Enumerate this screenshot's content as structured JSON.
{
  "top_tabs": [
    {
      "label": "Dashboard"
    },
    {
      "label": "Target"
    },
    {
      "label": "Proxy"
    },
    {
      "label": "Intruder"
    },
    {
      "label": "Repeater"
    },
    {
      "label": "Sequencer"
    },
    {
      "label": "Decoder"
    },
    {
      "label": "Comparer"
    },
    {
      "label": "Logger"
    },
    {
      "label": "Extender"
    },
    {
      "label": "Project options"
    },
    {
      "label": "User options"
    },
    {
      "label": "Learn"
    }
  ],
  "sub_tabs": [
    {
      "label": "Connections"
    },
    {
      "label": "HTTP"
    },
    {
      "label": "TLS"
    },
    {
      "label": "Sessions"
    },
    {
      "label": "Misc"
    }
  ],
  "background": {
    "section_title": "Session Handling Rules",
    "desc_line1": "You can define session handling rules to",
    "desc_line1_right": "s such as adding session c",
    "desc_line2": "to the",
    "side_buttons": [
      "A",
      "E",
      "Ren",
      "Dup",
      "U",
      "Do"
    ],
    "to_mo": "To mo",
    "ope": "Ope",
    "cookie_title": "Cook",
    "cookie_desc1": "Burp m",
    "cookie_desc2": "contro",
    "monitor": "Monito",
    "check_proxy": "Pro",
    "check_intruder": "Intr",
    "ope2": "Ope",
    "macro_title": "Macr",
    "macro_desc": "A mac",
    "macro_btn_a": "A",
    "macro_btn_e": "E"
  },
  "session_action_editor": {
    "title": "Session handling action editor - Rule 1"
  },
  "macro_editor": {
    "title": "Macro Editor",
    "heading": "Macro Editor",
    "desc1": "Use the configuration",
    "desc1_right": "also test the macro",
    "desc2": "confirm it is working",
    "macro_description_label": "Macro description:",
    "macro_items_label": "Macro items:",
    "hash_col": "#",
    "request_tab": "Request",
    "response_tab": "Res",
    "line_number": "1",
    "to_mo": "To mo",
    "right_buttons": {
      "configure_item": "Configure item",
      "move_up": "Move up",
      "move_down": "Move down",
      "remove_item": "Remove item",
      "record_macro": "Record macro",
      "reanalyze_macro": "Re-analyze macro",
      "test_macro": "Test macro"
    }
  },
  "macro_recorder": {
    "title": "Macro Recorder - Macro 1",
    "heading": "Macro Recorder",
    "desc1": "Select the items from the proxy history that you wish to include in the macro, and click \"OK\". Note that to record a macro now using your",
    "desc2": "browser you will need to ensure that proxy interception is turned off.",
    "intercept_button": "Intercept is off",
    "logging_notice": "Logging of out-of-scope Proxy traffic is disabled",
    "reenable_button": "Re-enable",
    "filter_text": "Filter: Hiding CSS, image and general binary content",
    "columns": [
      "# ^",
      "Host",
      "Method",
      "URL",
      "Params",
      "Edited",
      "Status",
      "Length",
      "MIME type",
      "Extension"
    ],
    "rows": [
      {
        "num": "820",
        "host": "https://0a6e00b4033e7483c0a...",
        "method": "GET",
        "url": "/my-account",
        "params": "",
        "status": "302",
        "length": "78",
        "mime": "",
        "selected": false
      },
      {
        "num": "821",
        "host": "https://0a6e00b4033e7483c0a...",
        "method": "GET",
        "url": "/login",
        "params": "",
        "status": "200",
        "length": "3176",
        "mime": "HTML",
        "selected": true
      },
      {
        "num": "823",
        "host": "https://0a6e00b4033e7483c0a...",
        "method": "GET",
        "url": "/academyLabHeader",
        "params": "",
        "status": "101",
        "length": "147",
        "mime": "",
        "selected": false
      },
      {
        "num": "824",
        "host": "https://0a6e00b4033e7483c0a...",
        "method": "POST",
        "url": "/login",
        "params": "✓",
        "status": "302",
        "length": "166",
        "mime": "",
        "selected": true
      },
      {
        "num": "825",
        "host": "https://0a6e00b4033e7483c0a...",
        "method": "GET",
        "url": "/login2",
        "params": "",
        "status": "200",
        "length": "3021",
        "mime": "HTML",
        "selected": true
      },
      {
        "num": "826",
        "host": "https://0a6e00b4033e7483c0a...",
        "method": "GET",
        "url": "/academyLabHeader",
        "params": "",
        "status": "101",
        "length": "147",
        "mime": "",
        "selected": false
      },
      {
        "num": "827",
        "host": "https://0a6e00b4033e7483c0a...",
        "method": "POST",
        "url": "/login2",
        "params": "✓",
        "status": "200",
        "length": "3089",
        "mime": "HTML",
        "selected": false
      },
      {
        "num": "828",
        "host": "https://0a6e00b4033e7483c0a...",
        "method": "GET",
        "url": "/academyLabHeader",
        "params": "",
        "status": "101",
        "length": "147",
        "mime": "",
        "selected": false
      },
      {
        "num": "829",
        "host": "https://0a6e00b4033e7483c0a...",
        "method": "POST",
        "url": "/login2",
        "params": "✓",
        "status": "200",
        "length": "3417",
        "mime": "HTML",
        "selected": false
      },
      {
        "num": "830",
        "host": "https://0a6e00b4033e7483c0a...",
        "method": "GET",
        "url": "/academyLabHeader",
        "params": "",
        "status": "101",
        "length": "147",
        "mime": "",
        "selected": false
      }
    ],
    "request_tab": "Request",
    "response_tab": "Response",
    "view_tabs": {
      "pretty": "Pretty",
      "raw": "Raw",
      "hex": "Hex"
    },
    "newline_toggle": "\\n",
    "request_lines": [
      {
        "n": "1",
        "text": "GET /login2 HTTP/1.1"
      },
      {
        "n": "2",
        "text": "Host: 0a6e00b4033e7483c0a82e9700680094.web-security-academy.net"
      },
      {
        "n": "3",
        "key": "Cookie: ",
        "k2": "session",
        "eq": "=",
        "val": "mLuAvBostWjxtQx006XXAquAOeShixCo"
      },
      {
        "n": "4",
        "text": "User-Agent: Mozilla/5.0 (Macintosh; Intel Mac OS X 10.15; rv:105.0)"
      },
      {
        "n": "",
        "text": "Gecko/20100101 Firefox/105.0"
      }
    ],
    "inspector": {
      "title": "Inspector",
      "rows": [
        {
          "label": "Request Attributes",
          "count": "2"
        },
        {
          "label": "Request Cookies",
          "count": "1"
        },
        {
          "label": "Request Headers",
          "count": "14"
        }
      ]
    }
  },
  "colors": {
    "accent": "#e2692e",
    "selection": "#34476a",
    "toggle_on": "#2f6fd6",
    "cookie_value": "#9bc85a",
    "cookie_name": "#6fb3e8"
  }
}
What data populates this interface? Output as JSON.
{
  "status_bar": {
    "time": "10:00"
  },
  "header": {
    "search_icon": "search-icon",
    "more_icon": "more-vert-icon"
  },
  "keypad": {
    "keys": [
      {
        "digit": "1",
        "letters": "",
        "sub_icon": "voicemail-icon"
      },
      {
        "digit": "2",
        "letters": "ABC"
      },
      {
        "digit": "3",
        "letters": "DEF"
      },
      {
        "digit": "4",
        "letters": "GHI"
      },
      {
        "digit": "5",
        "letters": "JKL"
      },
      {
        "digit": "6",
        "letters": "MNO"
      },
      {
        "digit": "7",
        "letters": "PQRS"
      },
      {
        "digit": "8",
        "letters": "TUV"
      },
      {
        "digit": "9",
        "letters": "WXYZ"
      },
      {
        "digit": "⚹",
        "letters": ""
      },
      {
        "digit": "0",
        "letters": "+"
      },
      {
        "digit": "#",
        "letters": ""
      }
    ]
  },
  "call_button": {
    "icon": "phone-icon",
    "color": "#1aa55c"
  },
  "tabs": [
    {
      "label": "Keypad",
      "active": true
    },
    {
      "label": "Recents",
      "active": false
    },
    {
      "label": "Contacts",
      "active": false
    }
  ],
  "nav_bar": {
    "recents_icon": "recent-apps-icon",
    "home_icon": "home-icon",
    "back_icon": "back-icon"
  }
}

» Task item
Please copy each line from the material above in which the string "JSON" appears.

» Exercise output
Enumerate this screenshot's content as structured JSON.
What data populates this interface? Output as JSON.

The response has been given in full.